OBJECTIVE:: To estimate whether shoulder dystocia documentation could be improved with a simulation-based educational experience. METHODS:: Obstetricians at our institution (n=71) participated in an unanticipated simulated shoulder dystocia followed by an educational debriefing session. A second shoulder dystocia simulation was completed at a later date. Delivery notes were a required component of each simulation. Notes were evaluated using a standardized checklist for 16 key components. One point was awarded for each element present. Wilcoxon signed rank tests were used to compare documentation between simulations. RESULTS:: Participants consisted of 43 (61%) attending and 28 (39%) resident physicians. Ages ranged from 25-63 years (mean±standard deviation 37.0±9.0), and 75% were female. Years of obstetric experience for our attendings ranged from 4 to 31 years (14.5±8.1). Documentation scores were significantly improved after training.

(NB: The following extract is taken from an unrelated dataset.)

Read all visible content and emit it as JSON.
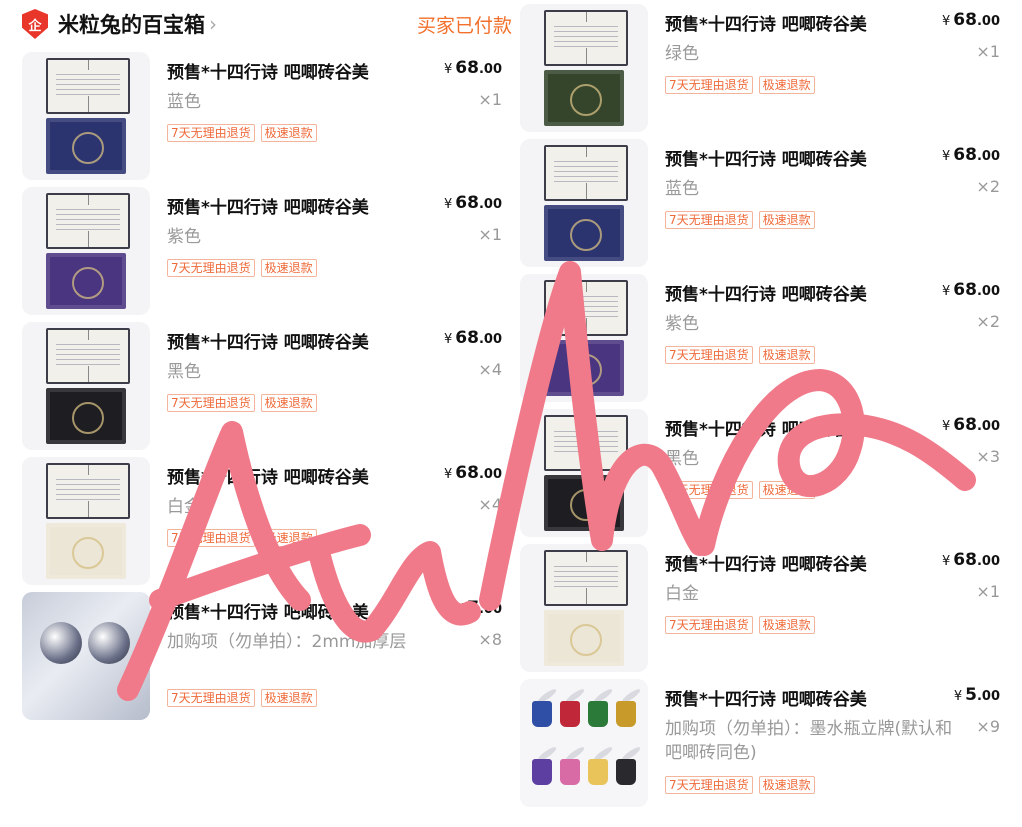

Attendings' baseline documentation scores were 8.5±2.2 and improved to 9.4±2.3, P=.03. Residents' documentation scores also improved (9.0±2.1 compared with 10.6±2.2, P=.001). In particular, improvement was seen in two components of documentation: 1) providers present for shoulder dystocia (P=.007) and 2) which shoulder was anterior (P<.001). No improvement was seen in standard delivery note components (eg, date, time) or infant characteristics (eg, weight, Apgar scores). CONCLUSION:: Although we showed a significant improvement in the quality of documentation through this simulation program, notes were still suboptimal. Use of standardized forms for shoulder dystocia delivery notes may provide the best solution to ensure appropriate documentation.
ASJC Scopus subject areas
- Obstetrics and Gynecology